Update 9:39 a.m. ET - Hillary Clinton's campaign reportedly "clarified" their previous statement, saying her first speech since losing to Donald Trump will take place at 10:30 a.m. at the New Yorker Hotel, according to a breakingnews.com alert.
Running-mate Tim Kaine will also appear with Clinton as she addresses supporters and staff.
Democrat Hillary Clinton is expected to speak for the first time Wednesday morning after her stunning and unexpected loss to Republican Donald Trump in the 2016 race for the White House. Clinton, who as of Wednesday morning had captured 218 electoral votes compared to Trumps’ victorious 289, is scheduled to appear at the New Yorker Hotel’s Grand Ballroom in New York City at 9:30 a.m. EST, her campaign announced.
The former secretary of state and first lady conceded to Trump but did not address her supporters at Jacob Javits Center in New York City after the loss, with reports suggesting she was too upset to do so. Instead, campaign manager John Podesta told those assembled that there would be no announcement from the campaign until Wednesday morning.
“I have to say this tonight: goodnight,” Podesta said. “We will be back, and we will have more to say. Let's get those votes counted, and let's bring this home.”
Clinton would concede to Trump only a couple hours following Podesta’s comment.
Clinton, who was hoping to be the first woman elected president, was ahead in most polls prior to the election and was projected to pick up a slim victory over Trump. And while she did pull ahead in the popular vote early Wednesday morning, Trump took the key states of Ohio, Pennsylvania, and Florida to complete one of the most shocking victories in American political history.
Though Trump called Clinton “crooked” and “nasty,” among other things, he told supporters at his victory party that Clinton had called him to concede and praised her service to the country before calling for unity and saying he plans to be a president for all Americans.

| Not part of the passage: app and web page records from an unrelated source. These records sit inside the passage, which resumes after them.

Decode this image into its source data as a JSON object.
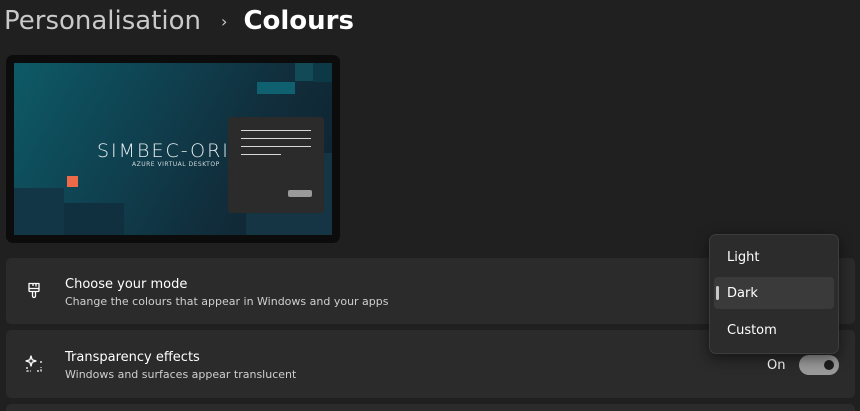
{
  "breadcrumb": {
    "parent": "Personalisation",
    "separator": "›",
    "current": "Colours"
  },
  "preview": {
    "brand": "SIMBEC-ORIC",
    "brand_sub": "AZURE VIRTUAL DESKTOP",
    "accent_color": "#ec6a48"
  },
  "mode_setting": {
    "icon": "paintbrush-icon",
    "title": "Choose your mode",
    "description": "Change the colours that appear in Windows and your apps",
    "options": [
      "Light",
      "Dark",
      "Custom"
    ],
    "selected": "Dark"
  },
  "transparency_setting": {
    "icon": "sparkle-icon",
    "title": "Transparency effects",
    "description": "Windows and surfaces appear translucent",
    "state_label": "On",
    "enabled": true
  }
}
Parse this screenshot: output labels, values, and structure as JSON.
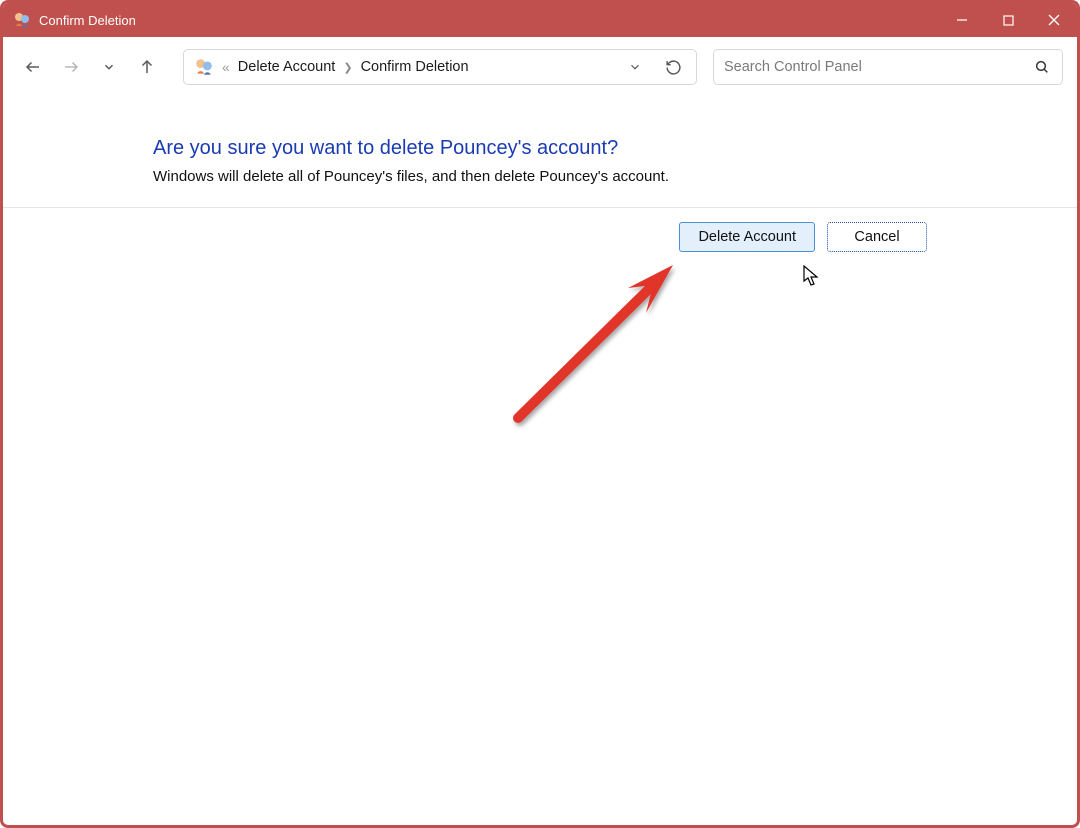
{
  "title": "Confirm Deletion",
  "breadcrumb": {
    "prev": "Delete Account",
    "current": "Confirm Deletion"
  },
  "search": {
    "placeholder": "Search Control Panel"
  },
  "heading": "Are you sure you want to delete Pouncey's account?",
  "body": "Windows will delete all of Pouncey's files, and then delete Pouncey's account.",
  "actions": {
    "primary": "Delete Account",
    "secondary": "Cancel"
  }
}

Clinton did manage to secure swing states like Virginia, Nevada, and Colorado, but Trump locked down the even more important states of Ohio, Pennsylvania, and Florida.